If you are one of many self employed business folks in Marin County, you might have incorporated your business. If so, your 2011 corporate income tax filing deadline is just around the corner, March 15, 2012. If you aren't ready with your 2011 information, this deadline is easy to manage and extend if you are an S Corporation. If you are a regular corporation, then things get a little more difficult.
The penalties for not filing these returns (or extending) timely are getting more expensive and more aggressively enforced. So if you fall into this category and are not sure, its a good time to check in to make sure things are in order to handle the deadline.
Also, the deadline for paying the first estimated income tax voucher for corporations is April 17, 2012. Many will simply need to pay the minimum $800. If your S Corp has profits of more than $60k, then the estimated payments will continue for the year and possibly be more than $800 on April 17th.
Of course, if you need help in this areana, feel free to give us a ring!
With all the changes with reporting on W2's and 1099's this year, its not a surprise that what I'm about to describe is becoming a common error that we are seeing as we prepare taxes this year. Wanting to avoid the same issue next year, we're bloggin in the moment......
Who does this issue impact: Shareholder/employees of S Corporations where the corporation contributes to HSA's for their shareholder employee. If this might apply to you, your boss, your client (if you are keeping the books) or someone you know, then keep reading......otherwise, there are much better things to be reading about, trust me!
Background: When an S Corp pays health insurance premiums and HSA contributions on behalf of their shareholder/employee, then we all know we need to include wages, health insurance premiums and the HSA contributions paid during the year in box 1 of the W2. Its that annoying year end adjustment we have to make that sometimes kicks up withholdings (when it really shouldn't).
The issue: Many W2's this year are coming across to us as we prepare tax returns with the HSA contribution amount reported on the Form W2, box 12 code W. Do not use box 12 code W to report the HSA contributions made to these shareholder/employees. Please! That's not what that box is for. For shareholder/employess, the amount of HSA contributions should be shown in box 14, just like the shareholder health insurance premiums, with a description along side. Using box 12 code W really makes a mess of things on this side.
Why is this an issue: S Corp shareholder/employees are treated like partners in a partnership when it comes to this type of benefit. So there are unique rules that apply. Think of them as quasi employees (no, that's not crazy employees--quasi employees.)
What about the other employees of the S Corp that the company contributes to the HSA, do we use box 12 code W? If you read the instructions for Form W2 on the IRS website, it can be confusing.
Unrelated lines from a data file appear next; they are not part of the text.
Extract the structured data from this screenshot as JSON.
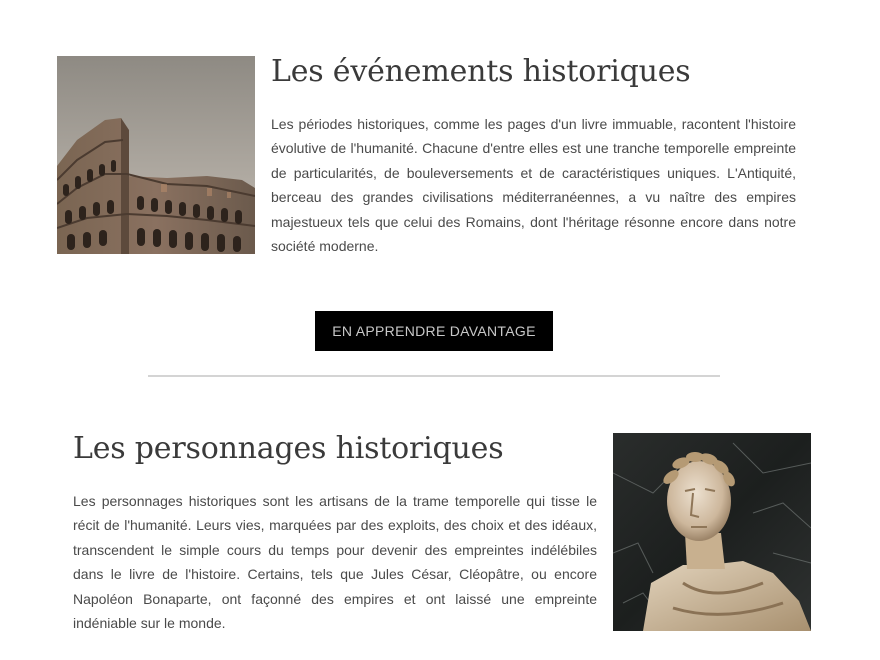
{
  "events": {
    "title": "Les événements historiques",
    "text": "Les périodes historiques, comme les pages d'un livre immuable, racontent l'histoire évolutive de l'humanité. Chacune d'entre elles est une tranche temporelle empreinte de particularités, de bouleversements et de caractéristiques uniques. L'Antiquité, berceau des grandes civilisations méditerranéennes, a vu naître des empires majestueux tels que celui des Romains, dont l'héritage résonne encore dans notre société moderne.",
    "image": "colosseum-photo"
  },
  "cta": {
    "label": "EN APPRENDRE DAVANTAGE"
  },
  "people": {
    "title": "Les personnages historiques",
    "text": "Les personnages historiques sont les artisans de la trame temporelle qui tisse le récit de l'humanité. Leurs vies, marquées par des exploits, des choix et des idéaux, transcendent le simple cours du temps pour devenir des empreintes indélébiles dans le livre de l'histoire. Certains, tels que Jules César, Cléopâtre, ou encore Napoléon Bonaparte, ont façonné des empires et ont laissé une empreinte indéniable sur le monde.",
    "image": "caesar-bust-photo"
  },
  "colors": {
    "button_bg": "#000000",
    "button_text": "#c8c8c8",
    "title": "#3a3a3a",
    "body_text": "#4a4a4a",
    "divider": "#d4d4d4"
  }
}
The IRS instructions read that you should use box 12 code W if you don't have a reasonable basis to believe at the time of payment that the HSA contribution made to the non-shareholder employee is not treatable as a tax exempt frindge benefit of employment.
When in doubt, do call a CPA or your payroll company to confirm as your specific facts and circumstances may play a vital part in determing what you should do. This is a common Marin issue because Marin has so many small businesses, many of which are S Corporations.
Hope this helps! Call us if you want to know more.
Heads up if you have a business and you haven't dealt with this yet. You could be behind the 8 ball, but there is still time to get out from under the problem.
The IRS has been playing with how they can increase "compliance"--making sure everyone is filing their tax returns and paying their fair share of taxes. A report issued a while back issued by the GAO indicated that a huge number of folks aren't filing tax returns at all. So that has the IRS looking for ways to get everyone to file returns. And what we are communicating in this blog talks about a IRS change that could impact you as the "payor" of money that needs to show up on someone's tax return. They think that if they put pressure on the payor, they'll get more recepients to comply.
Long story short, if you have a business, are a sole proprietor or are otherwise self employed and you paid anyone or any other unincorporated business $600 or more for services or rents in 2011 in the course of your trade or business, then you'll be required to affirmatively state on your 2011 return if you had any payments that met the requirements to send out Forms 1099 Misc and then if you say yes, then you'll need to affirmatively state that you did send them out. When we sign our returns, we are signing under perjury rules...so something to take serious.
Commonly overlooked: home office rent. If you are a renter and you pay a person or an LLC for your rent and if you end up deducting $600 or more of your rent for "home office expense", then you need to send your landlord a Form 1099 Misc.
When is the deadline for filing these forms? Technically, the deadline to send these forms out was January 31, 2012 for payments made in 2011. However, you don't have to send a summary of all forms to the IRS until either February 28th (or March 15th if you use an electronic filing service.) So if you think you have a few you should have sent and haven't sent these out to the folks you paid yet, you can jump on this now and take action. The deadline that is enforced more regularly is the IRS deadline (Feb 28 or March 15).....not the January 31 deadline (well, that's the way its been over time.)
We've been filing these forms for our clients since 2012 began. If you think this applies to you and need help, give us a ring. You can find out contact info on our website www.cjspadycpa.com.